Across the data below, how many lines have the word "Activity" in them? Give the number and nothing else.

▬▬▬▬▬▬▬▬▬▬

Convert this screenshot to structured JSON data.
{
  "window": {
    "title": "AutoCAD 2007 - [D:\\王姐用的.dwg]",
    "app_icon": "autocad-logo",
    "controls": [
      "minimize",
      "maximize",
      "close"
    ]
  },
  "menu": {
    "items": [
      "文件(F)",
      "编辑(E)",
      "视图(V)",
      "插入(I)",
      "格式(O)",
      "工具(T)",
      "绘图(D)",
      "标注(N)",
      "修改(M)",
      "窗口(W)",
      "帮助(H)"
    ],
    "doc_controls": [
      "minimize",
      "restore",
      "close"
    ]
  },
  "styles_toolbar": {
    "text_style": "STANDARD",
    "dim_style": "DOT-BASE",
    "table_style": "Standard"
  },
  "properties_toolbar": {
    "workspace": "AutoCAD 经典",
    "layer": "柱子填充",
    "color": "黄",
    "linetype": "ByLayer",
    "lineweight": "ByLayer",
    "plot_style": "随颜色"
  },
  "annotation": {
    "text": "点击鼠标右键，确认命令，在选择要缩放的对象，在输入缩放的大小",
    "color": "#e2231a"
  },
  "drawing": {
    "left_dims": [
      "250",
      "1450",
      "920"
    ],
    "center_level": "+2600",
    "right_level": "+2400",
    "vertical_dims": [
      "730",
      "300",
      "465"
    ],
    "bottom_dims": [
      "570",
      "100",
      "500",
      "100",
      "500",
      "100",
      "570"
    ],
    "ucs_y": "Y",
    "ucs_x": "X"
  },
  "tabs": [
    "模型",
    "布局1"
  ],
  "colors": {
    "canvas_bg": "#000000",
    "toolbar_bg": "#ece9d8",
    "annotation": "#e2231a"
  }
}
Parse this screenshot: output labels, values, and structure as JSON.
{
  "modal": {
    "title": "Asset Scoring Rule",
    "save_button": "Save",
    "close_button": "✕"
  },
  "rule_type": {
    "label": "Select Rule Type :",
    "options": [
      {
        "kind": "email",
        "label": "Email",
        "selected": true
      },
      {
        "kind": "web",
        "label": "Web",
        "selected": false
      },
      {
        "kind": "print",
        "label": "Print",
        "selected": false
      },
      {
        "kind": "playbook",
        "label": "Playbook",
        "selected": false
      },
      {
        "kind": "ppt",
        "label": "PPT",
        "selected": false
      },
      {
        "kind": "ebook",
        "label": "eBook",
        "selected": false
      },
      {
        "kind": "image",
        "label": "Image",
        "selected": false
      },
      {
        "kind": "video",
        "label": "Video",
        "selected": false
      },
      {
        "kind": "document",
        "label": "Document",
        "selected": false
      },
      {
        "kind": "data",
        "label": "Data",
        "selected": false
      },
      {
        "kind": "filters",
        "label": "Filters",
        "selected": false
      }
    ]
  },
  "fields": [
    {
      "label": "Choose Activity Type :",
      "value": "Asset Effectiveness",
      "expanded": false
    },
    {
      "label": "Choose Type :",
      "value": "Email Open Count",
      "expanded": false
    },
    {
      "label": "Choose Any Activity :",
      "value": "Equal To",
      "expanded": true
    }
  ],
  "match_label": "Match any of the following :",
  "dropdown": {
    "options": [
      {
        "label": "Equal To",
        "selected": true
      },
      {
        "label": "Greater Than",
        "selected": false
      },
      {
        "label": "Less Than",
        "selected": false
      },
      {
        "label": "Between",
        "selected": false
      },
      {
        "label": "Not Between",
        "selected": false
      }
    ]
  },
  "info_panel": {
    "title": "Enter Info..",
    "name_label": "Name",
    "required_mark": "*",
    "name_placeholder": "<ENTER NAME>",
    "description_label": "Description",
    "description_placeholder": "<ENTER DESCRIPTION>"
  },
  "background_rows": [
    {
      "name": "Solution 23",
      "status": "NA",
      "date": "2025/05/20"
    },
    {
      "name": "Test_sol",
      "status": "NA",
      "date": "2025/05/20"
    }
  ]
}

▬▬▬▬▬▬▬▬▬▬

**WRITTEN ANSWER:** 2